The decision came earlier than§ anticipated in order to accommodate needy students who are unable to afford online learning. Initially, Nust said it only expects students to resume face-to-face learning around 3 August. Acting vice-chancellor Andrew Niikondo last week explained the transition of the country to stage 3 post-lockdown has presented an opportunity for Nust to address challenges faced by students who could not attend online classes such as lack of devices and connectivity limitations. Taking into consideration these circumstances and the need for access to laboratories for some students before completing their semester one courses, Nust applied to the ministry of higher education for permission to resume face-to-face classes. “I am delighted to inform both students and faculties that we have received approval from the ministry to resume face-to-face classes including practical work,” Niikondo noted. In anticipation of this decision, Nust says it has ensured the campus is ready to start receiving students for face-to-face classes and laboratory work.

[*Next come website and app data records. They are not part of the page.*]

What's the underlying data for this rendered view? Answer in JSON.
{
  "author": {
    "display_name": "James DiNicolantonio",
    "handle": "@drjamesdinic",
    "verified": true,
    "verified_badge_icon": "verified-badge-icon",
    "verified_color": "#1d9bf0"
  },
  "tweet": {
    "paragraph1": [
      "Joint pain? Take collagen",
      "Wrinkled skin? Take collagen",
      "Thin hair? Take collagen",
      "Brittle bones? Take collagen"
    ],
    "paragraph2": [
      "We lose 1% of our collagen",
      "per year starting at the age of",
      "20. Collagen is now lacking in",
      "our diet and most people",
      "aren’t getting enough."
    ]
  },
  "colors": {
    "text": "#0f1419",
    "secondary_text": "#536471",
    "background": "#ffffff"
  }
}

However, Niikondo indicated due to the stringent nature of the standard health and hygiene guidelines for stage 3 and the complexity of timetabling more class and laboratory groups, not all face-to-face sessions can start on 15 June. As such, Nust has adopted a phased-return approach whereby students will return in smaller groups and not as an entire group. The earliest date that the university can open for students to return to campus using a phased approach is 22 June. From next week, the affected students will be informed individually about when their face-to-face sessions will commence including details of how this will happen and the timetable, using Nust communication channels. Invited students will be required to practice strict social distancing, wear protective masks, maintain the highest hygiene practices possible, and comply with all the measures set to keep the campus environment safe. He assured the resumption of face-to-face classes would take place in strict observation of recommended standard health and hygiene guidelines. These include amongst others, having no more than 50 students per class or lecture group and observing social distancing protocols of at least 1.5 metres between persons at all times. Niikondo clarified the implementation of this phased return for face-to-face sessions does not mean that the current emergency remote online teaching and learning will stop. Therefore, students who do not receive an invitation from the university to return to hostels should remain at home and continue to study as before through online remote learning. – firstname.lastname@example.org